This quilt is so pretty. These photos do not show what a wonderful job my eldest bunny did (not that I am biased!) The colors are all soft and sherberty. They did spread - they are not perfect circles - but I do not care.

I had so much fun quilting it with a sort of free form McTavishing style. Here it is coming off the frame.

It is the sort of quilt you would curl up under while watching TV or lie on in the garden on a sunny afternoon. 


I used quite a few different colors of thread to try and highlight & define the different color splotches. You can see here the colors go from purple to blue to pink to green.

It was really interesting to me to see how the colors of the fabric paint interacted with the different colored threads. I have much to learn & experiment with - in how colored thread can bring out color, change color or blend perfectly.

I wonder what project ideas will come to us next. 

Technical Info:
Batting: Hobbs Wool Heirloom Batting
Backing Fabric: Scrap White on White prints
Top: Blue Fabrics: Recycled Sheet
Binding: Premium Quilt Colorbok Fabric - Dot Floral
Thread: Aurifil Mako Quilting Cotton - Natural White, Selection of Bottom Line threads by Superior & Fil-Tec Monofilament thread in bobbin

Monday, February 10, 2014

Diary of a Long Arm: Week 5

I reloaded the guild quilt top again. To say I am harboring a little bit of resentment towards this piece is a mild understatement. If you remember - last time I loaded this top I quilted for 30 mins and unpicked for over 5 hours. I was clear with the guild when I took the top that I wanted to practice and our President (Lisa Mason - check out her work) asked me if there was any particular pattern I would like to practice. Taking her question as though I have free reign to quilt what I please. I have kept the curved serpintine type lines on the diagonals but I used a really pretty grey/lilac thread by Superior So Fine # 50 - Milan Mauve instead of a variegated thread. I am simply fascinated by how the color of the thread changes dependent on the fabric underneath it (I'm totally obsessed by color but typically scared to use it.) I have decided to take this quilt one block at a time. Quilt a different design in each block - changing thread colors as I go.

I started with some echo shells. Wish me luck!

Friday, February 7, 2014

Diary of a Long Arm: Week 4 - McTavishing

Karen McTavish was actually the first person I saw using a longarm who's work captured my attention and made me think 'I want to do that'. Her work seems effortless, organic and flowing. My dream would be to become a quilter of this standard - maybe after 20 years of practice? I've been practising McTavishing on our latest Kid Painted Art Quilt - Watercolor Circles. It was such a fun piece to quilt - I just went for it. I've now become obsessed with negative space in quilts!!

Wednesday, February 5, 2014

Free Motion Quilting Pattern: Octopus Flower

This is a quick guide on how to make the Octopus Flower pattern that I used on this Memorial Quilt made from a ladies shirts. My apologies in advance for such poor quality in the following photos.

1) Make a medium/large swirl.

2) Travel back between the lines of the swirl.

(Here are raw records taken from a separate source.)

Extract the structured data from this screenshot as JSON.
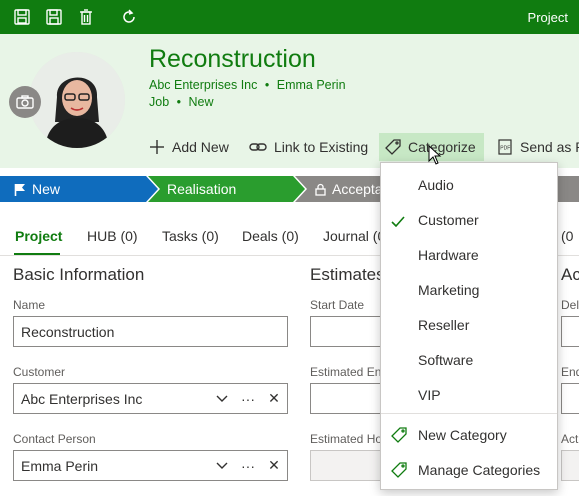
{
  "topbar": {
    "module": "Project",
    "icons": [
      "save-close-icon",
      "save-icon",
      "delete-icon",
      "refresh-icon"
    ],
    "background": "#107c10"
  },
  "header": {
    "title": "Reconstruction",
    "customer": "Abc Enterprises Inc",
    "separator": "•",
    "contact": "Emma Perin",
    "type": "Job",
    "status": "New"
  },
  "actions": {
    "add_new": "Add New",
    "link_existing": "Link to Existing",
    "categorize": "Categorize",
    "send_as": "Send as P"
  },
  "process": {
    "stages": [
      "New",
      "Realisation",
      "Accepta"
    ],
    "colors": {
      "new": "#0f6cbd",
      "realisation": "#2a9d2e",
      "future": "#8a8886"
    }
  },
  "tabs": [
    "Project",
    "HUB (0)",
    "Tasks (0)",
    "Deals (0)",
    "Journal (0",
    "(0"
  ],
  "basic": {
    "heading": "Basic Information",
    "name_label": "Name",
    "name_value": "Reconstruction",
    "customer_label": "Customer",
    "customer_value": "Abc Enterprises Inc",
    "contact_label": "Contact Person",
    "contact_value": "Emma Perin",
    "more": "···",
    "clear": "✕"
  },
  "estimates": {
    "heading": "Estimates",
    "start_label": "Start Date",
    "end_label": "Estimated En",
    "hours_label": "Estimated Ho"
  },
  "right_col": {
    "heading": "Ac",
    "l1": "Del",
    "l2": "End",
    "l3": "Act"
  },
  "menu": {
    "items": [
      "Audio",
      "Customer",
      "Hardware",
      "Marketing",
      "Reseller",
      "Software",
      "VIP"
    ],
    "checked": "Customer",
    "new_category": "New Category",
    "manage_categories": "Manage Categories"
  }
}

3) Make smaller swirls (approx 8) around the outside of your bigger central swirl.

4) Echo around the outside of the smaller swirls & echo travel to a place where you can start your next big swirl for the next octopus flower.

 5) Keep swirling & echoing. It doesn't matter if each Octopus Flower has 8 swirls or not.

Have fun. It is a really easy pattern to use and travel around the quilt with. 

Monday, February 3, 2014

Diary of a Longarm: End of Week 3 - Unpicking stitches is not fun

This is a quilt top that I got from my guild (NYC Metro MOD Quilters) to quilt. Stuck for ideas and inspiration I asked a couple of members for ideas.

Everyone liked the idea of curved lines and variegated thread. I have not kept it a secret that I struggle with color. I really want to use color more and get more comfortable with it and hone skills to enhance pieces of work with colored thread. Game to try the variegated thread on this piece I quilted for maybe 20-30 mins (you really do cover ground very quickly with these machines.) I didn't like it at all. 

5+hrs of unpicking later ........

I still haven't got the courage to reload the piece and try again.